**** RECORDS SHOWN ****

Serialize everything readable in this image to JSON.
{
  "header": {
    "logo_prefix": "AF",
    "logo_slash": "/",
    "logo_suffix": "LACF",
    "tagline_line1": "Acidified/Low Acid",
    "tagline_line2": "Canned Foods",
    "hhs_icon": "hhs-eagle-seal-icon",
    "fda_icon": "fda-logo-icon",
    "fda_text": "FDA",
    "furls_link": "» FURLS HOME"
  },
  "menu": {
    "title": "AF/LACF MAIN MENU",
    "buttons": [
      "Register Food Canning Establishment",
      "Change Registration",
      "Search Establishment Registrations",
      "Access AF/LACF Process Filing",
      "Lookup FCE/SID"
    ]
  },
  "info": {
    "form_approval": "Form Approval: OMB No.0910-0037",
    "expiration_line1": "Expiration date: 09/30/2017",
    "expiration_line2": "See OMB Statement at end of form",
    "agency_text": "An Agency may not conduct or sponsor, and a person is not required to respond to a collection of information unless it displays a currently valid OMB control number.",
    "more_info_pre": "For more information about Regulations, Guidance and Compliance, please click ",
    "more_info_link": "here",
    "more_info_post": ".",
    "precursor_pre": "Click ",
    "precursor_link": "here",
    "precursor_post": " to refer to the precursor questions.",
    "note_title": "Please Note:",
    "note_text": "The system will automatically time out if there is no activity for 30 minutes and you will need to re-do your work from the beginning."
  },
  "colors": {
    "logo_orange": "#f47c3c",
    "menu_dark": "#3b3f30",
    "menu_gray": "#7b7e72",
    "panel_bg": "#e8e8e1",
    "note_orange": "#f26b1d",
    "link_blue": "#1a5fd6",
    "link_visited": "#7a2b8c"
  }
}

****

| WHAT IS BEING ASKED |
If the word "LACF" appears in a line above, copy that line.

| WRITTEN SOLUTION |
    "logo_suffix": "LACF",
    "title": "AF/LACF MAIN MENU",
      "Access AF/LACF Process Filing",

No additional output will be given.